# Your assignment
Every line with "JSON" in it should be copied from the data.
====== Input data
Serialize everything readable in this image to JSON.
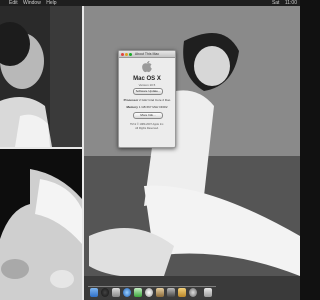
{
  "menubar": {
    "apple": "",
    "items": [
      "Edit",
      "Window",
      "Help"
    ],
    "right": [
      "Sat",
      "11:00"
    ]
  },
  "about": {
    "window_title": "About This Mac",
    "os_name": "Mac OS X",
    "version": "Version 10.5",
    "software_update_label": "Software Update...",
    "processor_label": "Processor",
    "processor_value": "2 GHz Intel Core 2 Duo",
    "memory_label": "Memory",
    "memory_value": "1 GB 667 MHz DDR2",
    "more_info_label": "More Info...",
    "footer_line1": "TM & © 1983-2007 Apple Inc.",
    "footer_line2": "All Rights Reserved."
  },
  "dock": {
    "icons": [
      "finder-icon",
      "dashboard-icon",
      "mail-icon",
      "safari-icon",
      "ichat-icon",
      "itunes-icon",
      "iphoto-icon",
      "imovie-icon",
      "garageband-icon",
      "system-preferences-icon",
      "trash-icon"
    ]
  },
  "colors": {
    "menubar": "#1e1e1e",
    "window": "#ececec",
    "divider": "#e8e8e8"
  }
}
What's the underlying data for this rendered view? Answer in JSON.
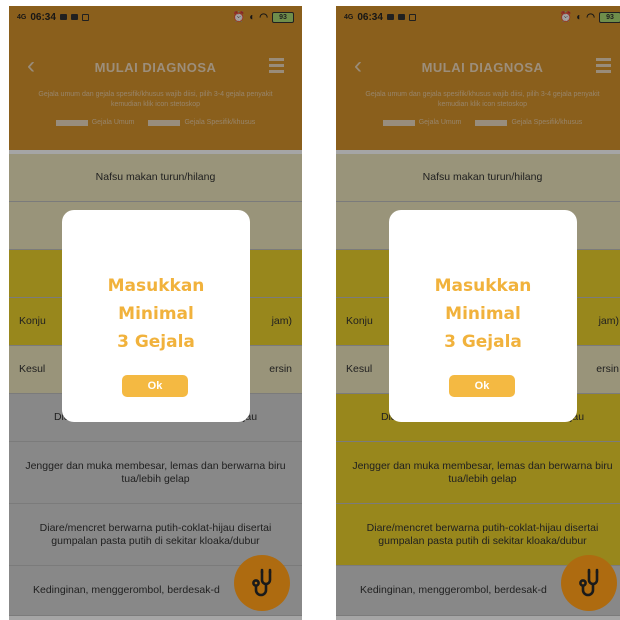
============
# Exercise answer
Serialize everything readable in this image to JSON.
What's the underlying data for this rendered view? Answer in JSON.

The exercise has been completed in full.